Here's an easy call: these are the finest recordings of these works currently available. In reviewing the individual releases, I had perhaps one small reservation concerning the disc containing Bachianas Brasileiras No. 4, but this evaporates in the face of the achievement as a whole. Both cycles, the Bachianas Brasileiras and the Choros, constitute two of the most original, colorful, and enjoyable collections of works by any 20th-century composer. They belong in every serious record collection, and they have never been so consistently well performed and recorded. At last, Villa-Lobos' compatriots have managed to do his quirky genius full justice. The excellent disc of solo guitar music makes a fine and thoughtful bonus, and at seven discs for the price of three, you'd have to be insane not to grab this set immediately.
This set of recordings of Tchaikovsky's last three symphonies by Valery Gergiev leading the Vienna Philharmonic contains performances that are undeniably fire-breathing, undoubtedly heaven-storming, and inarguably heart-on-sleeve. Gergiev, one of the most exciting Russian conductors, leads the works with a combination of reckless passion, imperious command, and unbearable drama that is his hallmark, and the Vienna Philharmonic.
Gustav Holst's "The Planets" is a brilliant portrayal of the other celestial bodies outside of Earth (except for Pluto because it wasn't discovered back when Holst composed this). Mars is violent and in a military march form. Parts of it have the brassy dominating sound resembling that of Darth Vader's theme. Venus sounds like something out of a black-and-white romantic movie, high lush strings, celesta, french horn and all, a personal favorite. Mercury is a very playful sounding piece, strong emphasis on the woodwinds and strings. Jupiter is definately my favorite…

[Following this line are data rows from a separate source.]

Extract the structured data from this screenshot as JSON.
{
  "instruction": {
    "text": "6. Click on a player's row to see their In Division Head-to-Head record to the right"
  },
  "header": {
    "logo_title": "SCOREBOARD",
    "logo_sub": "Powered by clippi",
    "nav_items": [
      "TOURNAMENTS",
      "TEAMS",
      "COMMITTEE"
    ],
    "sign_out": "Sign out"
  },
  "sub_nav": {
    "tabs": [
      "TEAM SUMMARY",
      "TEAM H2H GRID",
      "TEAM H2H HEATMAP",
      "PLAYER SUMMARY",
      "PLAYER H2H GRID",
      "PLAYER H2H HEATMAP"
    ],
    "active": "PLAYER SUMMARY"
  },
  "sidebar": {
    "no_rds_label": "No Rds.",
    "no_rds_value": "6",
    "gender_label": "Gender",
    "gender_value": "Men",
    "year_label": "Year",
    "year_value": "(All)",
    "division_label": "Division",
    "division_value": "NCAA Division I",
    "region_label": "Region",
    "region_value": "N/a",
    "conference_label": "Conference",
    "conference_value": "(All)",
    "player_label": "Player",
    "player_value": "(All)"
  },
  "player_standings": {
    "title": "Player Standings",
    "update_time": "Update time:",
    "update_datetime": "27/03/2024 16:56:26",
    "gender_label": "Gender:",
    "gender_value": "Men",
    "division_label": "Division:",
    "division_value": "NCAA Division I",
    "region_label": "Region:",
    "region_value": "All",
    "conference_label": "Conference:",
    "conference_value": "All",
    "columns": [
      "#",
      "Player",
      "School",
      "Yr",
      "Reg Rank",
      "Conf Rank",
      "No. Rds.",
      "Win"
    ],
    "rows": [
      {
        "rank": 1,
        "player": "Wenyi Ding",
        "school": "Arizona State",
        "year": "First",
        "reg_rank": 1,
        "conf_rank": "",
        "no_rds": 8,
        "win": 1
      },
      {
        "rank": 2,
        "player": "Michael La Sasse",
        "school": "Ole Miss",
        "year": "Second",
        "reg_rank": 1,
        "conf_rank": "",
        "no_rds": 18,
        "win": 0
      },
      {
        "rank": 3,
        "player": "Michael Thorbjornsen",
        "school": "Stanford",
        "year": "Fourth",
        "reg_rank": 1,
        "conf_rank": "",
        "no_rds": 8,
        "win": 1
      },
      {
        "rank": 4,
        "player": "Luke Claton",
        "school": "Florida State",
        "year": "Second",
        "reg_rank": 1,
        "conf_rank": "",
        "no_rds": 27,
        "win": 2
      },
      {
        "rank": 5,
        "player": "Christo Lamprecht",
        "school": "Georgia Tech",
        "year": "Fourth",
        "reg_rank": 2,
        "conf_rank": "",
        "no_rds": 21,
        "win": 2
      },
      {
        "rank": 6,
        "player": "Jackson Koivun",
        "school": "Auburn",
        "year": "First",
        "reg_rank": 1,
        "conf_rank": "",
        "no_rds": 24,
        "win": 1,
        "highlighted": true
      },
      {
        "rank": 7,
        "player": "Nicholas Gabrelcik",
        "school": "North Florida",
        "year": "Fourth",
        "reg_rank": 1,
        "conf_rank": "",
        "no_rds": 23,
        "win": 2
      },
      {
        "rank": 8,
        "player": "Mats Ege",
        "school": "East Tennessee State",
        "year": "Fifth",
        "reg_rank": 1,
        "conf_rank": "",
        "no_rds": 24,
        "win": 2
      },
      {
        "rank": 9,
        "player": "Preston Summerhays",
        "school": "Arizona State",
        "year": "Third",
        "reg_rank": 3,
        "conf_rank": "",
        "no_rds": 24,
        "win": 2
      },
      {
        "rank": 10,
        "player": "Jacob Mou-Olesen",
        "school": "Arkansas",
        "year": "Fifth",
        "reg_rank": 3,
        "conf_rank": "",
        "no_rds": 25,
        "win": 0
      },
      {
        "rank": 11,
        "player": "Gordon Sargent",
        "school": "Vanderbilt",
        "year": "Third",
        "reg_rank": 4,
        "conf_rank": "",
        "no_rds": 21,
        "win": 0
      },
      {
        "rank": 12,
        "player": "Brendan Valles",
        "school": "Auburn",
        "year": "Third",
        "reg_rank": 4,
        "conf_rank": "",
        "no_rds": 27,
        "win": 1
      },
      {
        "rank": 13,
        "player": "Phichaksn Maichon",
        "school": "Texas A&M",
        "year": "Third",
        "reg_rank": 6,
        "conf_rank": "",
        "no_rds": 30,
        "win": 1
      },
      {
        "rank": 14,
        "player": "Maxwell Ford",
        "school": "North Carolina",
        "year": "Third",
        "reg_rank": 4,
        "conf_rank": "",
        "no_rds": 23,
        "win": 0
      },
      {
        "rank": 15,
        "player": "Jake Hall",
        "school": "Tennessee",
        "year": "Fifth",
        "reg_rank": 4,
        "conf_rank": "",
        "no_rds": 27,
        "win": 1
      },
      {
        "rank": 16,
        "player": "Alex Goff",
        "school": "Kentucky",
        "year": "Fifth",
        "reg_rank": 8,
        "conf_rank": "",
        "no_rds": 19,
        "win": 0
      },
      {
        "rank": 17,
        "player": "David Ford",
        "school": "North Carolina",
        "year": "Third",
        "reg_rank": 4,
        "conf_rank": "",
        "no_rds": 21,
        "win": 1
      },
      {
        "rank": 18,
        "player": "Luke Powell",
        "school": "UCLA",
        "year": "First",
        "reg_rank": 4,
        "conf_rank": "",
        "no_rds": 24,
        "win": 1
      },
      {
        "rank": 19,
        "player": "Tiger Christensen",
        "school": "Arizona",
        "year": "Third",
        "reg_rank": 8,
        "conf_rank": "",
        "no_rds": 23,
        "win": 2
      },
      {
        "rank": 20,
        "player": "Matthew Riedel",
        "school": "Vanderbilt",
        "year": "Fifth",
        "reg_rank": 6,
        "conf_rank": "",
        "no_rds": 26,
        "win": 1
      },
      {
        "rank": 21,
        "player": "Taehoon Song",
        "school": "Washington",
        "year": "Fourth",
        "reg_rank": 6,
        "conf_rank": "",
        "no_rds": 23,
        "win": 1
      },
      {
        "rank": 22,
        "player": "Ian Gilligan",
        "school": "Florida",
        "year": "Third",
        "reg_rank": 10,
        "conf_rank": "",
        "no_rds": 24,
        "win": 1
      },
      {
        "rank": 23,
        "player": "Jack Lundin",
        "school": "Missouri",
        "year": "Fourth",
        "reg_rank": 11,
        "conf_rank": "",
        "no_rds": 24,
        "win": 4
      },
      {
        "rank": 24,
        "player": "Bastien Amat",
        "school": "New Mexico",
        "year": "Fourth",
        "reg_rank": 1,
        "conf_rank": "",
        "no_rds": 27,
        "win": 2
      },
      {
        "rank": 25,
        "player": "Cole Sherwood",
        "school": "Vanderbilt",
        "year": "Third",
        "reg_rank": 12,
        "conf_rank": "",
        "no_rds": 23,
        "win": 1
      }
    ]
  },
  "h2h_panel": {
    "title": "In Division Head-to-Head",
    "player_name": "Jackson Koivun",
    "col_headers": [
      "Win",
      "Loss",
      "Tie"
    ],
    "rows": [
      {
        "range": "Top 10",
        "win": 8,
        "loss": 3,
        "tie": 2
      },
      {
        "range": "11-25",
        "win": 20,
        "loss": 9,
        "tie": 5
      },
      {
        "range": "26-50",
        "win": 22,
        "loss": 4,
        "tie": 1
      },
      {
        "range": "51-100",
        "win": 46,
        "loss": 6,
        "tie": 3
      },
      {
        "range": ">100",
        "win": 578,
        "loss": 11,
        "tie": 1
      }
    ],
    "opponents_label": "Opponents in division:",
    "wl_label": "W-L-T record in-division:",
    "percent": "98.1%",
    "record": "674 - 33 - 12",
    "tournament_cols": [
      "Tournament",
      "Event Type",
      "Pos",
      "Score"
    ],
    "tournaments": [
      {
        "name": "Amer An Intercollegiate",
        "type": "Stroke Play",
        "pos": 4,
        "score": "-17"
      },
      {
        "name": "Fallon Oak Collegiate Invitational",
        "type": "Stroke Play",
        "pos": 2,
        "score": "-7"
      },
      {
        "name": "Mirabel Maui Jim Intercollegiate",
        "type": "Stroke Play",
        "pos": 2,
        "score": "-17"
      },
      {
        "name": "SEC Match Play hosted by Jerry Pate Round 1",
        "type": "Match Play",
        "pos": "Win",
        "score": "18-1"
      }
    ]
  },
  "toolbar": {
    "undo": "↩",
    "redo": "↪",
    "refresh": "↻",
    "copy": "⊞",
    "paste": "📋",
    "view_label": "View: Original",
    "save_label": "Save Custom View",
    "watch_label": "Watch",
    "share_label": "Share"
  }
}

Disagreements and debates are common among Grateful Dead fans but there is a surprising consensus that the show the group gave at Barton Hall at Cornell University on May 8, 1977 is one of the band's greatest. It, like so many Dead shows, first gained its reputation through tape trading, but its legend soon eclipsed Deadhead circles, culminating in its induction into the Library of Congress's National Recording Registry in 2012. Rhino/Grateful Dead Records' official release followed in May 2017 – just in time for the concert's 40th anniversary; it was also bundled as part of a big box called Get Shown the Light, which contains all the shows the Dead did in May 1977 – and it's worth the wait.